I got my first ball as soon as I ran inside for batting practice. Kaz Ishii and Shingo Takatsu–the two Japanese pitchers on the Mets–were playing catch in shallow right field. Ishii airmailed one of his throws. I’d just sprinted down the steps to the third row. (The first two rows of blue seats are off limits.) I didn’t even see the ball coming. I just heard it smack a seat and then picked it up off the ground.
Before long, a father and his VERY young son made their way down to the blue seats. They actually had tickets. They both had gloves. I was screwed.
The kid immediately started shrieking at Pedro Martinez, who tossed a ball to his father to make the twerp shut up. (It didn’t work.) One minute later, the father reached out and caught a line drive that was heading right toward me. And then, a minute after that, Steve Trachsel walked over and handed the kid another ball.

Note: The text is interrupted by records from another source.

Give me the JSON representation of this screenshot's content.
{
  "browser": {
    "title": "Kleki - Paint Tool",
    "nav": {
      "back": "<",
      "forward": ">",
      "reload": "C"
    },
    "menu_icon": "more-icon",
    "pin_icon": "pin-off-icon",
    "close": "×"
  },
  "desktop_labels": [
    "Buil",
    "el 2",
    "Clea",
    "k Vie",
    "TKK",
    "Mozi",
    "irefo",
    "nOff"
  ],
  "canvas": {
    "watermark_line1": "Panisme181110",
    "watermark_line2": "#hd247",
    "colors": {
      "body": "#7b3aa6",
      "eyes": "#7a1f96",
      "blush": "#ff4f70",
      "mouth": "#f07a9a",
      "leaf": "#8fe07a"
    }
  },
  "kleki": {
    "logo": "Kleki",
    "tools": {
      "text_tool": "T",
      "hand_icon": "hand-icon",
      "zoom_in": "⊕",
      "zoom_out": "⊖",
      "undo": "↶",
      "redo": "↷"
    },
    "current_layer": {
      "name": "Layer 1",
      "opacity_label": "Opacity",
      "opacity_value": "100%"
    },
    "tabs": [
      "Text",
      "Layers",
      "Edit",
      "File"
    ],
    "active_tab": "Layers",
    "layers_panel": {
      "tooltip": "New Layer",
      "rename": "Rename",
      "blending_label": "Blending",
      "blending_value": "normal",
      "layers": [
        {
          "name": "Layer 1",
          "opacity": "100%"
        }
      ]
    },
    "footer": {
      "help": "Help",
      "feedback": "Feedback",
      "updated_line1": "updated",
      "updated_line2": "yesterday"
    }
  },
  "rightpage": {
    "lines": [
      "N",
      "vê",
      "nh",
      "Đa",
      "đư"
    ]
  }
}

The father, who later told me that he pays $18,000 a year for those seats, offered one of his balls.
“We’ve got plenty,” he said. “Take one.”
“I appreciate it,” I replied, “but I’d prefer to try to get one on my own.” (What a concept!)
Trachsel was signing autographs for a few fans nearby, so I walked over and got him on one of the many extra ticket stubs I’d collected last week. There was one moment when I took my eye off the batter. That was when Trachsel was handing back my ticket and Sharpie. During that moment, a ball landed RIGHT next to me and was promptly snatched by a vendor who hadn’t yet started working.
I hate autographs.
Eventually, some Mets righty sliced a little pop-up into the seats. The father misplayed it, and the ball bounced right to me.
“Give it to the kid!!” shouted an usher 15 rows behind me in the main aisle. “You got enough balls!!”
I looked at the father and said, “This guy has been hassling me since 1992. Can you make him shut up?”
“No problem,” he said. Then he turned toward the usher and shouted, “We already got some!! It’s fine!! Thanks!!” And that was the end of it.
There’d been a ball sitting on the outfield grass for about 10 minutes. Danny Graves finally walked over and picked it up.
“Hey, Danny!” I yelled. “Can we play catch? I’ll throw it back. I swear.”
He chuckled and tossed me the ball. I was about to return it when he told me to keep it. “I can’t catch very good,” he joked and came over to sign. (WAS he joking?)
I got Kaz Matsui’s autograph a few minutes later and then, amazingly, the right field seats got emptier. The vendor left for work. The father and son took off for the dugout. Other than the few autograph collectors behind me, there was no one else around. I couldn’t believe it. It was 5:19pm. Shea Stadium had been open for 39 minutes, and I had the place to myself. Of course, no one else hit or threw a ball anywhere near me for the rest of the Mets’ batting practice.
Once the Marlins started warming up, I headed to the left field corner. On the way, I stopped briefly at their dugout on the 3rd base side and got my fourth ball of the day from Chris Aguila.
I didn’t get anything in left field. I was sure that all pitchers would recognize me (thanks to Ron Villone), so I didn’t even bother asking any of them for balls. I ran back to the 1st base side. Carlos Delgado was done taking fungos and had a ball in his glove–but he ignored my request. I ran up to the Loge, out near the RF foul pole. Dead. I ran all the way around the stadium to the LF Loge, hoping that the players wouldn’t recognize me if I were in a different section. (Yesterday, as you may recall, the Villone fiasco took place on the Field Level.)
The Marlins hit lots of balls into the left field corner, but I couldn’t get anyone to toss one up. Antonio Alfonseca completely ignored me. Ismael Valdez was also pretending to be deaf. Josh Johnson? Same thing. Josh Willingham then joined the list of Marlins who did NOT throw me a ball. Jeff Conine was too far away. So was Josh Beckett…but he’s always been so receptive to fans that I decided to give him a shout. It worked. He turned right around and spotted my bright aqua Marlins cap and threw me the ball. The picture on the left (click to enlarge) shows how far away he was when he chucked it.
Moments later, I called down to Villone for a ball.
He looked up, then pointed toward the Field Level and shouted, “That was you over there yesterday, wasn’t it?”
“Yeah!” I confessed.
“That was a good thing you did!” he yelled, and then he tossed me the ball.
I went back to the Marlins’ dugout at the end of BP and got a pearl from 3rd base coach Jeff Cox. That was my seventh and final ball of the day. I’d splurged and bought a $30 seat in a great foul tip section behind the plate, but it didn’t pay off.
• CPB = 4.29
• 283 balls in 38 games this season = 7.4 balls per game
• 422 consecutive games with at least one ball
• 48 consecutive games with at least three balls
• 44 autographs this season
I already have two tickets for today’s game. I’m going with my friend Sean. He’s the guy who helped me get three of my 17 balls on 9/6/05 at Camden Yards.